◆ Your objective ◆
Restate each record word for word, omitting whatever pictures it holds.

******

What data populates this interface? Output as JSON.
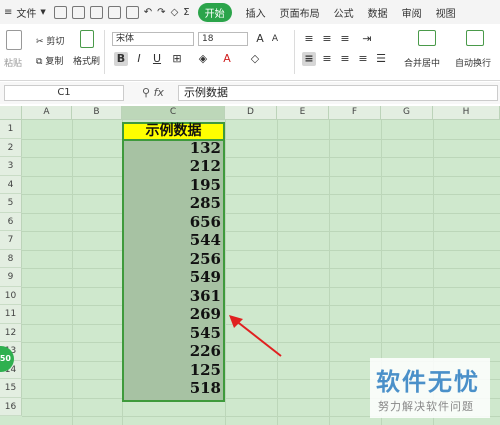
{
  "menu": {
    "file": "文件",
    "tabs": [
      "开始",
      "插入",
      "页面布局",
      "公式",
      "数据",
      "审阅",
      "视图"
    ]
  },
  "ribbon": {
    "cut": "剪切",
    "paste": "粘贴",
    "copy": "复制",
    "format_painter": "格式刷",
    "font_name": "宋体",
    "font_size": "18",
    "merge_center": "合并居中",
    "wrap_text": "自动换行"
  },
  "formula_bar": {
    "name_box": "C1",
    "fx": "fx",
    "content": "示例数据"
  },
  "grid": {
    "columns": [
      "A",
      "B",
      "C",
      "D",
      "E",
      "F",
      "G",
      "H"
    ],
    "rows": [
      "1",
      "2",
      "3",
      "4",
      "5",
      "6",
      "7",
      "8",
      "9",
      "10",
      "11",
      "12",
      "13",
      "14",
      "15",
      "16"
    ],
    "header_cell": "示例数据",
    "values": [
      "132",
      "212",
      "195",
      "285",
      "656",
      "544",
      "256",
      "549",
      "361",
      "269",
      "545",
      "226",
      "125",
      "518"
    ]
  },
  "badge": "50",
  "watermark": {
    "title": "软件无忧",
    "subtitle": "努力解决软件问题"
  },
  "colors": {
    "active_tab": "#2ba44a",
    "sheet_bg": "#cfe8cd",
    "selection": "#a7c2a3",
    "header_fill": "#ffff00",
    "arrow": "#e02020"
  }
}
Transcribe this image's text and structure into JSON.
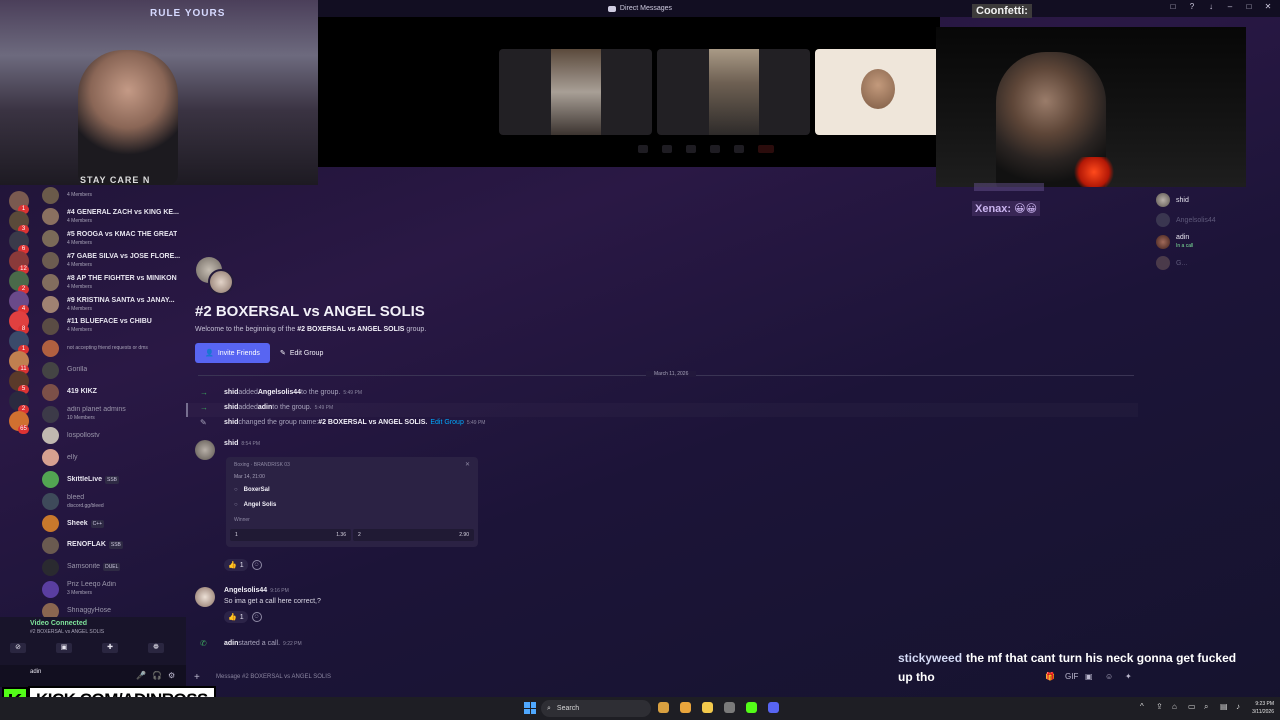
{
  "window": {
    "title": "Direct Messages",
    "controls": [
      "□",
      "?",
      "↓",
      "–",
      "□",
      "✕"
    ]
  },
  "overlay": {
    "confetti_label": "Coonfetti:",
    "xenax_label": "Xenax:",
    "xenax_emotes": "😀😀",
    "webcam1_neon": "RULE YOURS",
    "webcam1_shirt": "STAY CARE N"
  },
  "call": {
    "controls": [
      "mic",
      "camera",
      "share",
      "activities",
      "soundboard",
      "hangup"
    ]
  },
  "server_badges": [
    "1",
    "3",
    "6",
    "12",
    "2",
    "4",
    "8",
    "1",
    "11",
    "5",
    "2",
    "65"
  ],
  "dm_list": [
    {
      "name": "",
      "sub": "4 Members",
      "color": "#6a5a4a"
    },
    {
      "name": "#4 GENERAL ZACH vs KING KE...",
      "sub": "4 Members",
      "color": "#8a7060"
    },
    {
      "name": "#5 ROOGA vs KMAC THE GREAT",
      "sub": "4 Members",
      "color": "#7a6a58"
    },
    {
      "name": "#7 GABE SILVA vs JOSE FLORE...",
      "sub": "4 Members",
      "color": "#6c5c50"
    },
    {
      "name": "#8 AP THE FIGHTER vs MINIKON",
      "sub": "4 Members",
      "color": "#826d5e"
    },
    {
      "name": "#9 KRISTINA SANTA vs JANAY...",
      "sub": "4 Members",
      "color": "#a08272"
    },
    {
      "name": "#11 BLUEFACE vs CHIBU",
      "sub": "4 Members",
      "color": "#5a4c44"
    },
    {
      "name": "",
      "sub": "not accepting friend requests or dms",
      "color": "#b06040"
    },
    {
      "name": "Gorilla",
      "sub": "",
      "color": "#444",
      "dim": true
    },
    {
      "name": "419 KIKZ",
      "sub": "",
      "color": "#7c5048"
    },
    {
      "name": "adin planet admins",
      "sub": "10 Members",
      "color": "#3c3a48",
      "dim": true
    },
    {
      "name": "lospollostv",
      "sub": "",
      "color": "#c0b8b0",
      "dim": true
    },
    {
      "name": "elly",
      "sub": "",
      "color": "#d6a090",
      "dim": true
    },
    {
      "name": "SkittleLive",
      "sub": "",
      "tag": "SSB",
      "color": "#52a452"
    },
    {
      "name": "bleed",
      "sub": "discord.gg/bleed",
      "color": "#3e4a5a",
      "dim": true
    },
    {
      "name": "Sheek",
      "sub": "",
      "tag": "C++",
      "color": "#c8782c"
    },
    {
      "name": "RENOFLAK",
      "sub": "",
      "tag": "SSB",
      "color": "#6a5a50"
    },
    {
      "name": "Samsonite",
      "sub": "",
      "tag": "DUEL",
      "color": "#2a2a30",
      "dim": true
    },
    {
      "name": "Priz Leeqo Adin",
      "sub": "3 Members",
      "color": "#5a3ea0",
      "dim": true
    },
    {
      "name": "ShnaggyHose",
      "sub": "",
      "color": "#8a6650",
      "dim": true
    }
  ],
  "voice": {
    "status": "Video Connected",
    "channel": "#2 BOXERSAL vs ANGEL SOLIS",
    "buttons": [
      "⊘",
      "▣",
      "✚",
      "❁"
    ],
    "user": "adin",
    "user_icons": [
      "🎤",
      "🎧",
      "⚙"
    ]
  },
  "kick": {
    "logo": "K",
    "text": "KICK.COM/ADINROSS"
  },
  "group": {
    "title": "#2 BOXERSAL vs ANGEL SOLIS",
    "welcome_prefix": "Welcome to the beginning of the ",
    "welcome_name": "#2 BOXERSAL vs ANGEL SOLIS",
    "welcome_suffix": " group.",
    "invite_label": "Invite Friends",
    "edit_label": "Edit Group",
    "date": "March 11, 2026"
  },
  "system_messages": [
    {
      "actor": "shid",
      "text": " added ",
      "target": "Angelsolis44",
      "after": " to the group.",
      "time": "5:49 PM"
    },
    {
      "actor": "shid",
      "text": " added ",
      "target": "adin",
      "after": " to the group.",
      "time": "5:49 PM"
    },
    {
      "actor": "shid",
      "text": " changed the group name: ",
      "target": "#2 BOXERSAL vs ANGEL SOLIS.",
      "after": "",
      "link": "Edit Group",
      "time": "5:49 PM"
    }
  ],
  "messages": [
    {
      "author": "shid",
      "time": "8:54 PM"
    },
    {
      "author": "Angelsolis44",
      "time": "9:16 PM",
      "text": "So ima get a call here correct,?"
    }
  ],
  "bet_card": {
    "header": "Boxing · BRANDRISK 03",
    "date": "Mar 14, 21:00",
    "option1": "BoxerSal",
    "option2": "Angel Solis",
    "market": "Winner",
    "odds": [
      {
        "label": "1",
        "value": "1.36"
      },
      {
        "label": "2",
        "value": "2.90"
      }
    ],
    "close": "✕"
  },
  "reactions": [
    {
      "emoji": "👍",
      "count": "1"
    },
    {
      "emoji": "👍",
      "count": "1"
    }
  ],
  "call_started": {
    "actor": "adin",
    "text": " started a call.",
    "time": "9:22 PM"
  },
  "composer": {
    "placeholder": "Message #2 BOXERSAL vs ANGEL SOLIS",
    "icons": [
      "🎁",
      "GIF",
      "▣",
      "☺",
      "✦"
    ]
  },
  "members": [
    {
      "name": "shid",
      "sub": "",
      "dim": false
    },
    {
      "name": "Angelsolis44",
      "sub": "",
      "dim": true
    },
    {
      "name": "adin",
      "sub": "In a call",
      "dim": false
    },
    {
      "name": "G...",
      "sub": "",
      "dim": true
    }
  ],
  "stream_chat": {
    "user": "stickyweed",
    "message": "the mf that cant turn his neck gonna get fucked up tho"
  },
  "taskbar": {
    "search": "Search",
    "apps_colors": [
      "#d8a040",
      "#e9a53c",
      "#f2c94c",
      "#7a7a7a",
      "#53fc18",
      "#5865f2"
    ],
    "tray": [
      "^",
      "⇪",
      "⌂",
      "▭",
      "⌕",
      "▤",
      "♪"
    ],
    "time": "9:23 PM",
    "date": "3/11/2026"
  }
}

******

◆ Solution for this problem ◆
What data populates this interface? Output as JSON.
{
  "menu": {
    "file": "文件",
    "tabs": [
      "开始",
      "插入",
      "页面布局",
      "公式",
      "数据",
      "审阅",
      "视图"
    ]
  },
  "ribbon": {
    "cut": "剪切",
    "paste": "粘贴",
    "copy": "复制",
    "format_painter": "格式刷",
    "font_name": "宋体",
    "font_size": "18",
    "merge_center": "合并居中",
    "wrap_text": "自动换行"
  },
  "formula_bar": {
    "name_box": "C1",
    "fx": "fx",
    "content": "示例数据"
  },
  "grid": {
    "columns": [
      "A",
      "B",
      "C",
      "D",
      "E",
      "F",
      "G",
      "H"
    ],
    "rows": [
      "1",
      "2",
      "3",
      "4",
      "5",
      "6",
      "7",
      "8",
      "9",
      "10",
      "11",
      "12",
      "13",
      "14",
      "15",
      "16"
    ],
    "header_cell": "示例数据",
    "values": [
      "132",
      "212",
      "195",
      "285",
      "656",
      "544",
      "256",
      "549",
      "361",
      "269",
      "545",
      "226",
      "125",
      "518"
    ]
  },
  "badge": "50",
  "watermark": {
    "title": "软件无忧",
    "subtitle": "努力解决软件问题"
  },
  "colors": {
    "active_tab": "#2ba44a",
    "sheet_bg": "#cfe8cd",
    "selection": "#a7c2a3",
    "header_fill": "#ffff00",
    "arrow": "#e02020"
  }
}
Transcribe this image's text and structure into JSON.
{
  "window": {
    "title": "Direct Messages",
    "controls": [
      "□",
      "?",
      "↓",
      "–",
      "□",
      "✕"
    ]
  },
  "overlay": {
    "confetti_label": "Coonfetti:",
    "xenax_label": "Xenax:",
    "xenax_emotes": "😀😀",
    "webcam1_neon": "RULE YOURS",
    "webcam1_shirt": "STAY CARE N"
  },
  "call": {
    "controls": [
      "mic",
      "camera",
      "share",
      "activities",
      "soundboard",
      "hangup"
    ]
  },
  "server_badges": [
    "1",
    "3",
    "6",
    "12",
    "2",
    "4",
    "8",
    "1",
    "11",
    "5",
    "2",
    "65"
  ],
  "dm_list": [
    {
      "name": "",
      "sub": "4 Members",
      "color": "#6a5a4a"
    },
    {
      "name": "#4 GENERAL ZACH vs KING KE...",
      "sub": "4 Members",
      "color": "#8a7060"
    },
    {
      "name": "#5 ROOGA vs KMAC THE GREAT",
      "sub": "4 Members",
      "color": "#7a6a58"
    },
    {
      "name": "#7 GABE SILVA vs JOSE FLORE...",
      "sub": "4 Members",
      "color": "#6c5c50"
    },
    {
      "name": "#8 AP THE FIGHTER vs MINIKON",
      "sub": "4 Members",
      "color": "#826d5e"
    },
    {
      "name": "#9 KRISTINA SANTA vs JANAY...",
      "sub": "4 Members",
      "color": "#a08272"
    },
    {
      "name": "#11 BLUEFACE vs CHIBU",
      "sub": "4 Members",
      "color": "#5a4c44"
    },
    {
      "name": "",
      "sub": "not accepting friend requests or dms",
      "color": "#b06040"
    },
    {
      "name": "Gorilla",
      "sub": "",
      "color": "#444",
      "dim": true
    },
    {
      "name": "419 KIKZ",
      "sub": "",
      "color": "#7c5048"
    },
    {
      "name": "adin planet admins",
      "sub": "10 Members",
      "color": "#3c3a48",
      "dim": true
    },
    {
      "name": "lospollostv",
      "sub": "",
      "color": "#c0b8b0",
      "dim": true
    },
    {
      "name": "elly",
      "sub": "",
      "color": "#d6a090",
      "dim": true
    },
    {
      "name": "SkittleLive",
      "sub": "",
      "tag": "SSB",
      "color": "#52a452"
    },
    {
      "name": "bleed",
      "sub": "discord.gg/bleed",
      "color": "#3e4a5a",
      "dim": true
    },
    {
      "name": "Sheek",
      "sub": "",
      "tag": "C++",
      "color": "#c8782c"
    },
    {
      "name": "RENOFLAK",
      "sub": "",
      "tag": "SSB",
      "color": "#6a5a50"
    },
    {
      "name": "Samsonite",
      "sub": "",
      "tag": "DUEL",
      "color": "#2a2a30",
      "dim": true
    },
    {
      "name": "Priz Leeqo Adin",
      "sub": "3 Members",
      "color": "#5a3ea0",
      "dim": true
    },
    {
      "name": "ShnaggyHose",
      "sub": "",
      "color": "#8a6650",
      "dim": true
    }
  ],
  "voice": {
    "status": "Video Connected",
    "channel": "#2 BOXERSAL vs ANGEL SOLIS",
    "buttons": [
      "⊘",
      "▣",
      "✚",
      "❁"
    ],
    "user": "adin",
    "user_icons": [
      "🎤",
      "🎧",
      "⚙"
    ]
  },
  "kick": {
    "logo": "K",
    "text": "KICK.COM/ADINROSS"
  },
  "group": {
    "title": "#2 BOXERSAL vs ANGEL SOLIS",
    "welcome_prefix": "Welcome to the beginning of the ",
    "welcome_name": "#2 BOXERSAL vs ANGEL SOLIS",
    "welcome_suffix": " group.",
    "invite_label": "Invite Friends",
    "edit_label": "Edit Group",
    "date": "March 11, 2026"
  },
  "system_messages": [
    {
      "actor": "shid",
      "text": " added ",
      "target": "Angelsolis44",
      "after": " to the group.",
      "time": "5:49 PM"
    },
    {
      "actor": "shid",
      "text": " added ",
      "target": "adin",
      "after": " to the group.",
      "time": "5:49 PM"
    },
    {
      "actor": "shid",
      "text": " changed the group name: ",
      "target": "#2 BOXERSAL vs ANGEL SOLIS.",
      "after": "",
      "link": "Edit Group",
      "time": "5:49 PM"
    }
  ],
  "messages": [
    {
      "author": "shid",
      "time": "8:54 PM"
    },
    {
      "author": "Angelsolis44",
      "time": "9:16 PM",
      "text": "So ima get a call here correct,?"
    }
  ],
  "bet_card": {
    "header": "Boxing · BRANDRISK 03",
    "date": "Mar 14, 21:00",
    "option1": "BoxerSal",
    "option2": "Angel Solis",
    "market": "Winner",
    "odds": [
      {
        "label": "1",
        "value": "1.36"
      },
      {
        "label": "2",
        "value": "2.90"
      }
    ],
    "close": "✕"
  },
  "reactions": [
    {
      "emoji": "👍",
      "count": "1"
    },
    {
      "emoji": "👍",
      "count": "1"
    }
  ],
  "call_started": {
    "actor": "adin",
    "text": " started a call.",
    "time": "9:22 PM"
  },
  "composer": {
    "placeholder": "Message #2 BOXERSAL vs ANGEL SOLIS",
    "icons": [
      "🎁",
      "GIF",
      "▣",
      "☺",
      "✦"
    ]
  },
  "members": [
    {
      "name": "shid",
      "sub": "",
      "dim": false
    },
    {
      "name": "Angelsolis44",
      "sub": "",
      "dim": true
    },
    {
      "name": "adin",
      "sub": "In a call",
      "dim": false
    },
    {
      "name": "G...",
      "sub": "",
      "dim": true
    }
  ],
  "stream_chat": {
    "user": "stickyweed",
    "message": "the mf that cant turn his neck gonna get fucked up tho"
  },
  "taskbar": {
    "search": "Search",
    "apps_colors": [
      "#d8a040",
      "#e9a53c",
      "#f2c94c",
      "#7a7a7a",
      "#53fc18",
      "#5865f2"
    ],
    "tray": [
      "^",
      "⇪",
      "⌂",
      "▭",
      "⌕",
      "▤",
      "♪"
    ],
    "time": "9:23 PM",
    "date": "3/11/2026"
  }
}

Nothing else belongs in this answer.